▶ _MATERIAL FOR THIS EXERCISE_:
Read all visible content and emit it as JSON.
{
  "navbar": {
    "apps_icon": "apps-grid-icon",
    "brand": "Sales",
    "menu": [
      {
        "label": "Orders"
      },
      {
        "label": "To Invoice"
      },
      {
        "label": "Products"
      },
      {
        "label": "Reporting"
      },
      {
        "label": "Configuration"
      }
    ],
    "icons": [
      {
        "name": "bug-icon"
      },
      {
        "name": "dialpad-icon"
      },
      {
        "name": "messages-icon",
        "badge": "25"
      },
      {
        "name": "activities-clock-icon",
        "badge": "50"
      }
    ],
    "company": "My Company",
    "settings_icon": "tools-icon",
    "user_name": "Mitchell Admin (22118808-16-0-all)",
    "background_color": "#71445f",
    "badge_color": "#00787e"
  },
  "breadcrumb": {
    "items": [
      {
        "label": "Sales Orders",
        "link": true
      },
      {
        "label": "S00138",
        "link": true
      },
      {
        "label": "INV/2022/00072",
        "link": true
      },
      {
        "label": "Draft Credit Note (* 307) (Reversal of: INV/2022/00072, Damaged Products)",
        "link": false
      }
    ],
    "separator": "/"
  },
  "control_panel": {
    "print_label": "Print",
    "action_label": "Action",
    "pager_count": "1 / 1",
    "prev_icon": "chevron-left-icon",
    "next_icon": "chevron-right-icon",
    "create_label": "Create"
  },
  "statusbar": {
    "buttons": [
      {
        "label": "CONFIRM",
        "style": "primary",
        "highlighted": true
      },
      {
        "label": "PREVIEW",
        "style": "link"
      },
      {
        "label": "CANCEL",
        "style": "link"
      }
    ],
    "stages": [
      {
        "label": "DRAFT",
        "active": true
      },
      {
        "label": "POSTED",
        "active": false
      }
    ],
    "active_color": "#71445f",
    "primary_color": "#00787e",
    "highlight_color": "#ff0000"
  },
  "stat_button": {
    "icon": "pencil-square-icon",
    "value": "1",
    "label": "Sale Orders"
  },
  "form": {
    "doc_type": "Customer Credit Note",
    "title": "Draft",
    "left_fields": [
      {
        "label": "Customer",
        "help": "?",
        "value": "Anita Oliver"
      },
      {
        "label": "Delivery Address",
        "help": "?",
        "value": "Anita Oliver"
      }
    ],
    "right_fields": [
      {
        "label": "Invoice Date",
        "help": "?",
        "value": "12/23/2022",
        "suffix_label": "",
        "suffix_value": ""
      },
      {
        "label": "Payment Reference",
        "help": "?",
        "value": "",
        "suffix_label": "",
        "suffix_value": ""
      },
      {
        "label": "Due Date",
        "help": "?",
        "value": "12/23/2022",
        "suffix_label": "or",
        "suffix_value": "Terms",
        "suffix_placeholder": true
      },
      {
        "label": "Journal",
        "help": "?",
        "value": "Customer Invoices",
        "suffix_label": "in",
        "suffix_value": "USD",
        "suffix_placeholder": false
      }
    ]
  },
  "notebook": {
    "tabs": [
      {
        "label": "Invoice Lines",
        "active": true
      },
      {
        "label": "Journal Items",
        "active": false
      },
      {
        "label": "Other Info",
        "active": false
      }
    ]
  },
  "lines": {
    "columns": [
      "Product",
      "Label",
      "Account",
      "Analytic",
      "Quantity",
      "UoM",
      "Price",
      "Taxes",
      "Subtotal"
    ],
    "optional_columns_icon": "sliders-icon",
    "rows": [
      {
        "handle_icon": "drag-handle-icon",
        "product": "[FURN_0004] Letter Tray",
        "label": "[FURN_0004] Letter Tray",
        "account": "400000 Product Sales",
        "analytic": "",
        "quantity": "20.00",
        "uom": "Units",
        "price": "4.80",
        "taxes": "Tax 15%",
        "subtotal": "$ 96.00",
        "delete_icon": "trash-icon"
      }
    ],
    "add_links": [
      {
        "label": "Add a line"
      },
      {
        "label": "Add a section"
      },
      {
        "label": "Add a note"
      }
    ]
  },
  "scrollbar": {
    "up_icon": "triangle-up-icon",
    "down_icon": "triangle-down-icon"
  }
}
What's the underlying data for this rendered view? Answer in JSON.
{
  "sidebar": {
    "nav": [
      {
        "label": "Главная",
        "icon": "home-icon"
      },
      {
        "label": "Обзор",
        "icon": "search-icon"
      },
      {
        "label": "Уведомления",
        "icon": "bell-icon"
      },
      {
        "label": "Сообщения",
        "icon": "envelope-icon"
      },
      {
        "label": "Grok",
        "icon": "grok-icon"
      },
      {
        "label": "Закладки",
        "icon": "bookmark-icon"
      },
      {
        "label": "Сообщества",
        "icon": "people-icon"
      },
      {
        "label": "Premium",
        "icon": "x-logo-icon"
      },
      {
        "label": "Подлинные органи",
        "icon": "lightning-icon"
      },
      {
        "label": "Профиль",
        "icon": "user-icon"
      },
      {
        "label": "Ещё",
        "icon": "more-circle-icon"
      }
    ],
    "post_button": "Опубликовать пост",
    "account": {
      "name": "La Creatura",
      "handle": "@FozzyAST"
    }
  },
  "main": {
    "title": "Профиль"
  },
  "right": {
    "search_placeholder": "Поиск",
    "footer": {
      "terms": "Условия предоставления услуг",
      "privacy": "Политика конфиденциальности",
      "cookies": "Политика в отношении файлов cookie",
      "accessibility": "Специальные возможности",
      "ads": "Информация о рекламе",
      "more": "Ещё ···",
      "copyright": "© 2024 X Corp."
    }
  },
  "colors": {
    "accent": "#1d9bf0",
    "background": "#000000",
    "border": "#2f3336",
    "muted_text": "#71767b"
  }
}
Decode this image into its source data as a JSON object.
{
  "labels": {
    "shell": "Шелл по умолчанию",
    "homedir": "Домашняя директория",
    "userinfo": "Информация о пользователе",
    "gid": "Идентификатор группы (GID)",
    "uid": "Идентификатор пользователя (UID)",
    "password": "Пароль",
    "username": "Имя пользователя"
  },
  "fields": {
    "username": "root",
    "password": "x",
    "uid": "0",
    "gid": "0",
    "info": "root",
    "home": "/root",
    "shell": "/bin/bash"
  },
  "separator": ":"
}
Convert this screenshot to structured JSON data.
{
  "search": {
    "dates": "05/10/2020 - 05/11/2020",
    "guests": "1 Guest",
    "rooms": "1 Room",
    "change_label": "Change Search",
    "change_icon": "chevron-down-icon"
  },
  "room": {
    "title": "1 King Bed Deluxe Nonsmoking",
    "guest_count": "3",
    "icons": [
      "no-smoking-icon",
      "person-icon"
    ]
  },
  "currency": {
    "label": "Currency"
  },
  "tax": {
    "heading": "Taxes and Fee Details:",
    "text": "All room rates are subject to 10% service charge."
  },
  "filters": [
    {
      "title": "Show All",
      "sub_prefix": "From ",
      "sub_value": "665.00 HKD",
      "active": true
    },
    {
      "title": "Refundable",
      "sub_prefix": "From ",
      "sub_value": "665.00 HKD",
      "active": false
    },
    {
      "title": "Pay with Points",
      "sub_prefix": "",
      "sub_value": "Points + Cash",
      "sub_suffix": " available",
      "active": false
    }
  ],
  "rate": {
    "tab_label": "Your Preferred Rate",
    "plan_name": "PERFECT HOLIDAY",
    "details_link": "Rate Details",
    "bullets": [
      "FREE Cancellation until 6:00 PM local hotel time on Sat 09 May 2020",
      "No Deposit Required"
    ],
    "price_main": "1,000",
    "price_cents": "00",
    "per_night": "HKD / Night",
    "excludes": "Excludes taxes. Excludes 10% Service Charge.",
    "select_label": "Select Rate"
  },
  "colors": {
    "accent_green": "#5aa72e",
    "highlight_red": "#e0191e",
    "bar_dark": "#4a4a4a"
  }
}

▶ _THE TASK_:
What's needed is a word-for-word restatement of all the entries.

▶ _SOLUTION FOR THIS EXERCISE_:
Read all visible content and emit it as JSON.
{
  "navbar": {
    "apps_icon": "apps-grid-icon",
    "brand": "Sales",
    "menu": [
      {
        "label": "Orders"
      },
      {
        "label": "To Invoice"
      },
      {
        "label": "Products"
      },
      {
        "label": "Reporting"
      },
      {
        "label": "Configuration"
      }
    ],
    "icons": [
      {
        "name": "bug-icon"
      },
      {
        "name": "dialpad-icon"
      },
      {
        "name": "messages-icon",
        "badge": "25"
      },
      {
        "name": "activities-clock-icon",
        "badge": "50"
      }
    ],
    "company": "My Company",
    "settings_icon": "tools-icon",
    "user_name": "Mitchell Admin (22118808-16-0-all)",
    "background_color": "#71445f",
    "badge_color": "#00787e"
  },
  "breadcrumb": {
    "items": [
      {
        "label": "Sales Orders",
        "link": true
      },
      {
        "label": "S00138",
        "link": true
      },
      {
        "label": "INV/2022/00072",
        "link": true
      },
      {
        "label": "Draft Credit Note (* 307) (Reversal of: INV/2022/00072, Damaged Products)",
        "link": false
      }
    ],
    "separator": "/"
  },
  "control_panel": {
    "print_label": "Print",
    "action_label": "Action",
    "pager_count": "1 / 1",
    "prev_icon": "chevron-left-icon",
    "next_icon": "chevron-right-icon",
    "create_label": "Create"
  },
  "statusbar": {
    "buttons": [
      {
        "label": "CONFIRM",
        "style": "primary",
        "highlighted": true
      },
      {
        "label": "PREVIEW",
        "style": "link"
      },
      {
        "label": "CANCEL",
        "style": "link"
      }
    ],
    "stages": [
      {
        "label": "DRAFT",
        "active": true
      },
      {
        "label": "POSTED",
        "active": false
      }
    ],
    "active_color": "#71445f",
    "primary_color": "#00787e",
    "highlight_color": "#ff0000"
  },
  "stat_button": {
    "icon": "pencil-square-icon",
    "value": "1",
    "label": "Sale Orders"
  },
  "form": {
    "doc_type": "Customer Credit Note",
    "title": "Draft",
    "left_fields": [
      {
        "label": "Customer",
        "help": "?",
        "value": "Anita Oliver"
      },
      {
        "label": "Delivery Address",
        "help": "?",
        "value": "Anita Oliver"
      }
    ],
    "right_fields": [
      {
        "label": "Invoice Date",
        "help": "?",
        "value": "12/23/2022",
        "suffix_label": "",
        "suffix_value": ""
      },
      {
        "label": "Payment Reference",
        "help": "?",
        "value": "",
        "suffix_label": "",
        "suffix_value": ""
      },
      {
        "label": "Due Date",
        "help": "?",
        "value": "12/23/2022",
        "suffix_label": "or",
        "suffix_value": "Terms",
        "suffix_placeholder": true
      },
      {
        "label": "Journal",
        "help": "?",
        "value": "Customer Invoices",
        "suffix_label": "in",
        "suffix_value": "USD",
        "suffix_placeholder": false
      }
    ]
  },
  "notebook": {
    "tabs": [
      {
        "label": "Invoice Lines",
        "active": true
      },
      {
        "label": "Journal Items",
        "active": false
      },
      {
        "label": "Other Info",
        "active": false
      }
    ]
  },
  "lines": {
    "columns": [
      "Product",
      "Label",
      "Account",
      "Analytic",
      "Quantity",
      "UoM",
      "Price",
      "Taxes",
      "Subtotal"
    ],
    "optional_columns_icon": "sliders-icon",
    "rows": [
      {
        "handle_icon": "drag-handle-icon",
        "product": "[FURN_0004] Letter Tray",
        "label": "[FURN_0004] Letter Tray",
        "account": "400000 Product Sales",
        "analytic": "",
        "quantity": "20.00",
        "uom": "Units",
        "price": "4.80",
        "taxes": "Tax 15%",
        "subtotal": "$ 96.00",
        "delete_icon": "trash-icon"
      }
    ],
    "add_links": [
      {
        "label": "Add a line"
      },
      {
        "label": "Add a section"
      },
      {
        "label": "Add a note"
      }
    ]
  },
  "scrollbar": {
    "up_icon": "triangle-up-icon",
    "down_icon": "triangle-down-icon"
  }
}
What's the underlying data for this rendered view? Answer in JSON.
{
  "sidebar": {
    "nav": [
      {
        "label": "Главная",
        "icon": "home-icon"
      },
      {
        "label": "Обзор",
        "icon": "search-icon"
      },
      {
        "label": "Уведомления",
        "icon": "bell-icon"
      },
      {
        "label": "Сообщения",
        "icon": "envelope-icon"
      },
      {
        "label": "Grok",
        "icon": "grok-icon"
      },
      {
        "label": "Закладки",
        "icon": "bookmark-icon"
      },
      {
        "label": "Сообщества",
        "icon": "people-icon"
      },
      {
        "label": "Premium",
        "icon": "x-logo-icon"
      },
      {
        "label": "Подлинные органи",
        "icon": "lightning-icon"
      },
      {
        "label": "Профиль",
        "icon": "user-icon"
      },
      {
        "label": "Ещё",
        "icon": "more-circle-icon"
      }
    ],
    "post_button": "Опубликовать пост",
    "account": {
      "name": "La Creatura",
      "handle": "@FozzyAST"
    }
  },
  "main": {
    "title": "Профиль"
  },
  "right": {
    "search_placeholder": "Поиск",
    "footer": {
      "terms": "Условия предоставления услуг",
      "privacy": "Политика конфиденциальности",
      "cookies": "Политика в отношении файлов cookie",
      "accessibility": "Специальные возможности",
      "ads": "Информация о рекламе",
      "more": "Ещё ···",
      "copyright": "© 2024 X Corp."
    }
  },
  "colors": {
    "accent": "#1d9bf0",
    "background": "#000000",
    "border": "#2f3336",
    "muted_text": "#71767b"
  }
}
Decode this image into its source data as a JSON object.
{
  "labels": {
    "shell": "Шелл по умолчанию",
    "homedir": "Домашняя директория",
    "userinfo": "Информация о пользователе",
    "gid": "Идентификатор группы (GID)",
    "uid": "Идентификатор пользователя (UID)",
    "password": "Пароль",
    "username": "Имя пользователя"
  },
  "fields": {
    "username": "root",
    "password": "x",
    "uid": "0",
    "gid": "0",
    "info": "root",
    "home": "/root",
    "shell": "/bin/bash"
  },
  "separator": ":"
}
Convert this screenshot to structured JSON data.
{
  "search": {
    "dates": "05/10/2020 - 05/11/2020",
    "guests": "1 Guest",
    "rooms": "1 Room",
    "change_label": "Change Search",
    "change_icon": "chevron-down-icon"
  },
  "room": {
    "title": "1 King Bed Deluxe Nonsmoking",
    "guest_count": "3",
    "icons": [
      "no-smoking-icon",
      "person-icon"
    ]
  },
  "currency": {
    "label": "Currency"
  },
  "tax": {
    "heading": "Taxes and Fee Details:",
    "text": "All room rates are subject to 10% service charge."
  },
  "filters": [
    {
      "title": "Show All",
      "sub_prefix": "From ",
      "sub_value": "665.00 HKD",
      "active": true
    },
    {
      "title": "Refundable",
      "sub_prefix": "From ",
      "sub_value": "665.00 HKD",
      "active": false
    },
    {
      "title": "Pay with Points",
      "sub_prefix": "",
      "sub_value": "Points + Cash",
      "sub_suffix": " available",
      "active": false
    }
  ],
  "rate": {
    "tab_label": "Your Preferred Rate",
    "plan_name": "PERFECT HOLIDAY",
    "details_link": "Rate Details",
    "bullets": [
      "FREE Cancellation until 6:00 PM local hotel time on Sat 09 May 2020",
      "No Deposit Required"
    ],
    "price_main": "1,000",
    "price_cents": "00",
    "per_night": "HKD / Night",
    "excludes": "Excludes taxes. Excludes 10% Service Charge.",
    "select_label": "Select Rate"
  },
  "colors": {
    "accent_green": "#5aa72e",
    "highlight_red": "#e0191e",
    "bar_dark": "#4a4a4a"
  }
}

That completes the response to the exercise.